5. Pick a ‘special’ meal
Vegans get served first, just sayin’
Alright, not necessarily just vegans, BUT, if you select an in-flight meal that’s specifically tailored to dietary requirements, the vast majority of airlines will dole all those ‘special’ meals out first. Being hungry on a long-haul flight and having to wait while what seems like every other person on the plane gets served, finishes their food and goes back to sleep, is totally lame.
Being handed something before anyone else has even got anything, on the other hand, is a moment of smugness that we can all enjoy.
(This is also another reason why seat selection is great – sit yourself in the front of a section and chances are you’ll be at the head of the line at feeding time.)
6. Just take hand luggage. You can do it.
I’ve said this before and I’ll keep on saying it until I stop seeing people at the airport burying themselves under piles of baggage. If it doesn’t all fit in hand luggage, you probably don’t need it. My post on the art of minimalist packing has some advice on what to pack and how to cram it in, but there are so many reasons why travelling hand-luggage only is a good idea. Here are a few.
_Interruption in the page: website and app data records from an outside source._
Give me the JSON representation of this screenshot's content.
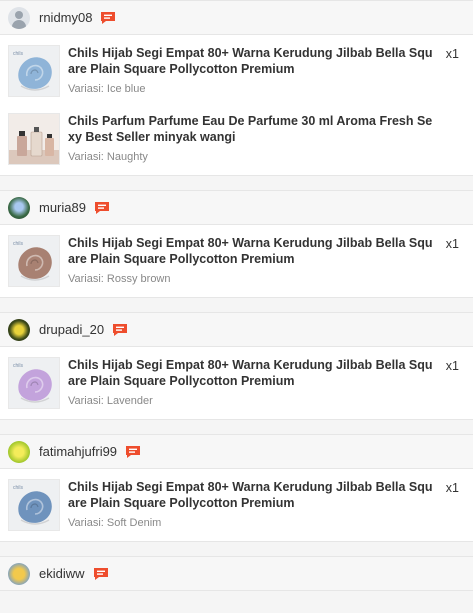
{
  "orders": [
    {
      "username": "rnidmy08",
      "avatar": "default",
      "items": [
        {
          "title": "Chils Hijab Segi Empat 80+ Warna Kerudung Jilbab Bella Square Plain Square Pollycotton Premium",
          "variant": "Variasi: Ice blue",
          "qty": "x1",
          "thumb": "scarf",
          "color": "#8fb4d8"
        },
        {
          "title": "Chils Parfum Parfume Eau De Parfume 30 ml Aroma Fresh Sexy Best Seller minyak wangi",
          "variant": "Variasi: Naughty",
          "qty": "",
          "thumb": "perfume",
          "color": "#c9a79a"
        }
      ]
    },
    {
      "username": "muria89",
      "avatar": "photo-blue",
      "items": [
        {
          "title": "Chils Hijab Segi Empat 80+ Warna Kerudung Jilbab Bella Square Plain Square Pollycotton Premium",
          "variant": "Variasi: Rossy brown",
          "qty": "x1",
          "thumb": "scarf",
          "color": "#a88172"
        }
      ]
    },
    {
      "username": "drupadi_20",
      "avatar": "photo-dark",
      "items": [
        {
          "title": "Chils Hijab Segi Empat 80+ Warna Kerudung Jilbab Bella Square Plain Square Pollycotton Premium",
          "variant": "Variasi: Lavender",
          "qty": "x1",
          "thumb": "scarf",
          "color": "#c3a3dc"
        }
      ]
    },
    {
      "username": "fatimahjufri99",
      "avatar": "photo-lime",
      "items": [
        {
          "title": "Chils Hijab Segi Empat 80+ Warna Kerudung Jilbab Bella Square Plain Square Pollycotton Premium",
          "variant": "Variasi: Soft Denim",
          "qty": "x1",
          "thumb": "scarf",
          "color": "#6f93bd"
        }
      ]
    },
    {
      "username": "ekidiww",
      "avatar": "photo-yellow",
      "items": []
    }
  ],
  "colors": {
    "chat_icon": "#ee4d2d"
  },
  "icons": {
    "chat": "chat-icon",
    "avatar": "avatar-icon"
  }
}
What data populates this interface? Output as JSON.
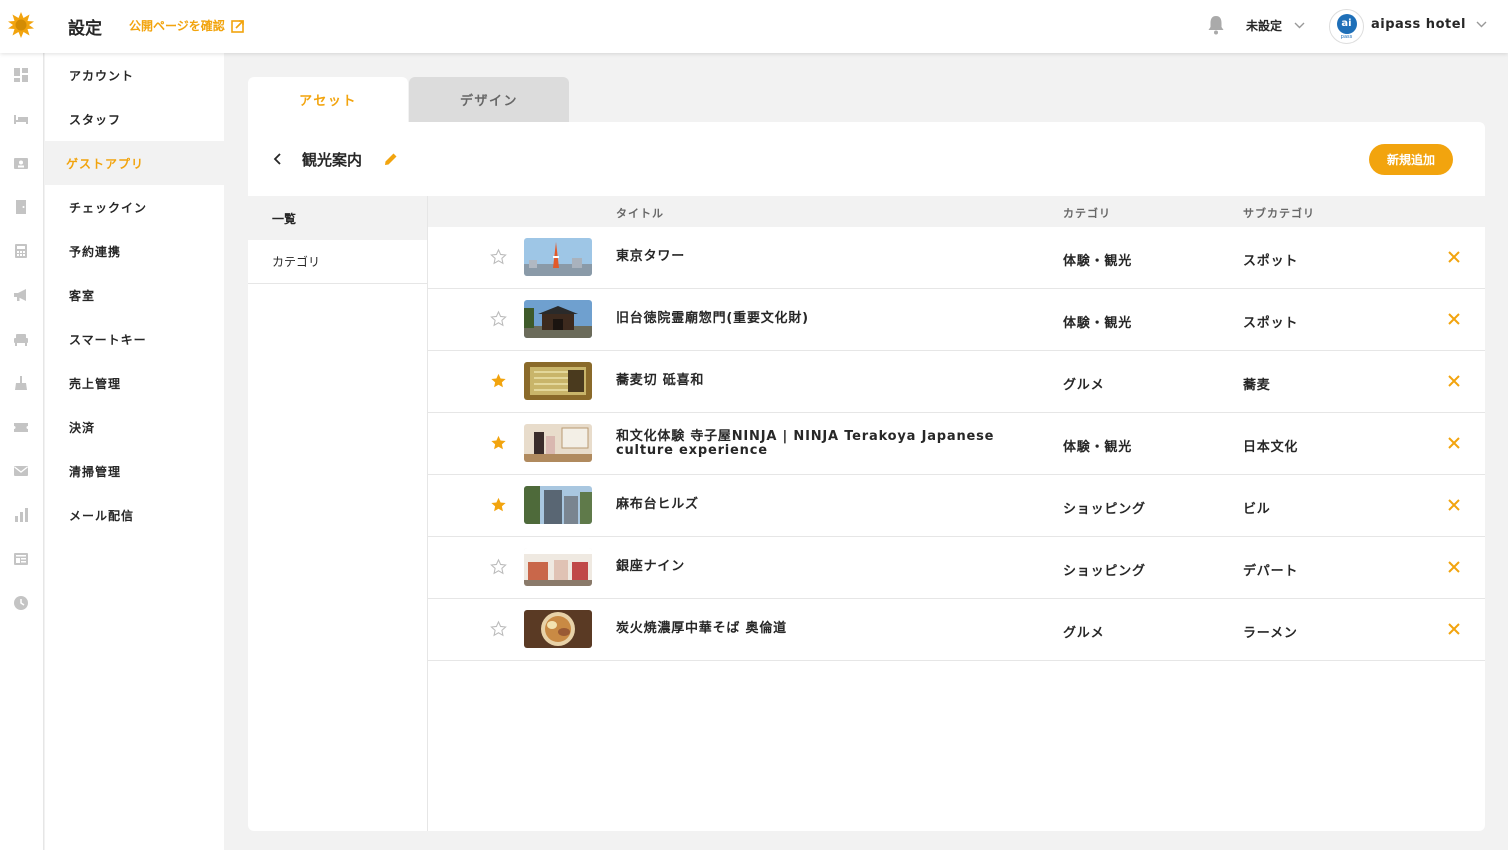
{
  "header": {
    "title": "設定",
    "public_link": "公開ページを確認",
    "status": "未設定",
    "avatar_text": "ai",
    "avatar_sub": "pass",
    "hotel": "aipass hotel"
  },
  "rail_icons": [
    "dashboard-icon",
    "bed-icon",
    "contact-card-icon",
    "door-icon",
    "calculator-icon",
    "megaphone-icon",
    "armchair-icon",
    "cleaning-icon",
    "ticket-icon",
    "mail-icon",
    "bar-chart-icon",
    "article-icon",
    "clock-icon"
  ],
  "menu": {
    "items": [
      {
        "label": "アカウント"
      },
      {
        "label": "スタッフ"
      },
      {
        "label": "ゲストアプリ"
      },
      {
        "label": "チェックイン"
      },
      {
        "label": "予約連携"
      },
      {
        "label": "客室"
      },
      {
        "label": "スマートキー"
      },
      {
        "label": "売上管理"
      },
      {
        "label": "決済"
      },
      {
        "label": "清掃管理"
      },
      {
        "label": "メール配信"
      }
    ],
    "active_index": 2
  },
  "tabs": [
    {
      "label": "アセット",
      "active": true
    },
    {
      "label": "デザイン",
      "active": false
    }
  ],
  "card": {
    "title": "観光案内",
    "add_label": "新規追加"
  },
  "subnav": [
    {
      "label": "一覧"
    },
    {
      "label": "カテゴリ"
    }
  ],
  "table": {
    "headers": {
      "title": "タイトル",
      "category": "カテゴリ",
      "subcategory": "サブカテゴリ"
    },
    "rows": [
      {
        "title": "東京タワー",
        "category": "体験・観光",
        "subcategory": "スポット",
        "favorite": false
      },
      {
        "title": "旧台徳院霊廟惣門(重要文化財)",
        "category": "体験・観光",
        "subcategory": "スポット",
        "favorite": false
      },
      {
        "title": "蕎麦切 砥喜和",
        "category": "グルメ",
        "subcategory": "蕎麦",
        "favorite": true
      },
      {
        "title": "和文化体験 寺子屋NINJA | NINJA Terakoya Japanese culture experience",
        "category": "体験・観光",
        "subcategory": "日本文化",
        "favorite": true
      },
      {
        "title": "麻布台ヒルズ",
        "category": "ショッピング",
        "subcategory": "ビル",
        "favorite": true
      },
      {
        "title": "銀座ナイン",
        "category": "ショッピング",
        "subcategory": "デパート",
        "favorite": false
      },
      {
        "title": "炭火焼濃厚中華そば 奥倫道",
        "category": "グルメ",
        "subcategory": "ラーメン",
        "favorite": false
      }
    ]
  },
  "colors": {
    "accent": "#f2a40e",
    "text": "#272727",
    "muted": "#676767",
    "bg": "#f2f2f2"
  }
}
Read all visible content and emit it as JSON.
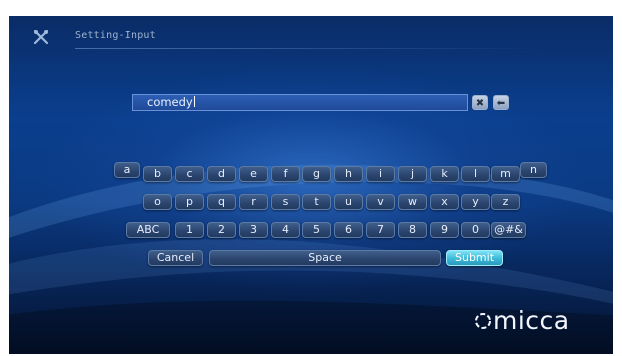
{
  "header": {
    "title": "Setting-Input",
    "icon": "settings-tools-icon"
  },
  "input": {
    "value": "comedy"
  },
  "input_controls": [
    {
      "name": "clear",
      "glyph": "✖",
      "icon": "close-icon"
    },
    {
      "name": "backspace",
      "glyph": "⬅",
      "icon": "backspace-icon"
    }
  ],
  "keyboard": {
    "row1": [
      "a",
      "b",
      "c",
      "d",
      "e",
      "f",
      "g",
      "h",
      "i",
      "j",
      "k",
      "l",
      "m",
      "n"
    ],
    "row2": [
      "o",
      "p",
      "q",
      "r",
      "s",
      "t",
      "u",
      "v",
      "w",
      "x",
      "y",
      "z"
    ],
    "row3": [
      "ABC",
      "1",
      "2",
      "3",
      "4",
      "5",
      "6",
      "7",
      "8",
      "9",
      "0",
      "@#&"
    ],
    "row4": [
      "Cancel",
      "Space",
      "Submit"
    ]
  },
  "brand": {
    "name": "micca"
  },
  "colors": {
    "accent": "#3cb9d8",
    "background": "#0a3f8e",
    "key": "#2c4670"
  }
}
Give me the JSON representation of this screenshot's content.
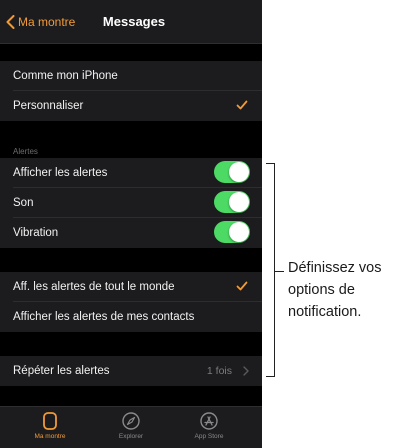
{
  "navbar": {
    "back_label": "Ma montre",
    "title": "Messages"
  },
  "options": {
    "mirror_label": "Comme mon iPhone",
    "custom_label": "Personnaliser",
    "custom_checked": true
  },
  "alerts": {
    "header": "Alertes",
    "show_alerts_label": "Afficher les alertes",
    "show_alerts_on": true,
    "sound_label": "Son",
    "sound_on": true,
    "vibration_label": "Vibration",
    "vibration_on": true
  },
  "filter": {
    "everyone_label": "Aff. les alertes de tout le monde",
    "everyone_checked": true,
    "contacts_label": "Afficher les alertes de mes contacts"
  },
  "repeat": {
    "label": "Répéter les alertes",
    "value": "1 fois"
  },
  "tabbar": {
    "tabs": [
      {
        "label": "Ma montre",
        "icon": "watch-icon",
        "active": true
      },
      {
        "label": "Explorer",
        "icon": "compass-icon",
        "active": false
      },
      {
        "label": "App Store",
        "icon": "app-store-icon",
        "active": false
      }
    ]
  },
  "callout": {
    "line1": "Définissez vos",
    "line2": "options de",
    "line3": "notification."
  },
  "colors": {
    "accent": "#f19a38",
    "toggle_on": "#4cd964",
    "cell_background": "#1c1c1e",
    "screen_background": "#000000"
  }
}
- You’ve got less weight to carry
- You don’t have to wait around at the luggage carousel for your stuff to show up
- When navigating the airport and transport to your hostel/hotel/apartment, you don’t have to battle crowds with your bag or pay for extra space in a transfer
- If you’re flying out of a dubious airport, you don’t have to worry about hold luggage being tampered with
Now, there are some times when you need to pack things that aren’t allowed in hand luggage, e.g more than 100ml of suncream. But just because your bag needs to go in the hold doesn’t mean you should just switch to a bigger one and fill it to the brim. I did three months backpacking using only a bag that fitted in hand luggage, and there was still stuff in there I didn’t use.
Bonus tip: GET the travel pillow. And the power pack.
Is stating the obvious even a hack? Maybe, maybe not. Either way, I am so over travelling without a travel pillow and you should be too. Some airlines will give you those little squishy rectangular ones, and using a sweatshirt rolled up in a ball isn’t a bad alternative… but when it comes to travelling for looooooong periods, a proper travel pillow can’t be beat.
Get one you can clip into your backpack/bag with a carabiner clip so that it doesn’t take up any valuable space, and save yourself a world of neckache and face-on-hand discomfort.
As for power packs, I thought everyone had these by now but a lot of people still look at mine in wonder and I’ve lost count of the number of times someone’s needed to borrow it because their phone is dead, and they need to find a cab / a hostel / a travel buddy / any number of other things.
Charging your tech before you set off isn’t enough: you gotta have back up. Look for power packs that are around 10,000mAh which should give you several full charges on a modern smartphone – don’t rely on the plane having a charging point because not all of them do (looking at you, long-haul Jetstar flight from hell) and when they do, they don’t always work (yeah, that’s you Alitalia).
As well as taking a power pack for your tech, think about packing one for yourself too. Topping up with vitamins and minerals before, during and after travel can really help – Berocca, multivitamins and similar off-the-shelf supplements are definitely worth a look if you find that long-haul really takes its toll on your body.
These are just a few of the ways you can take some pain out of long-haul flights and travel. If you have any recommendations for awesome products, cool apps or sensible behaviours that can boost a long day travelling, let me know in the comments below!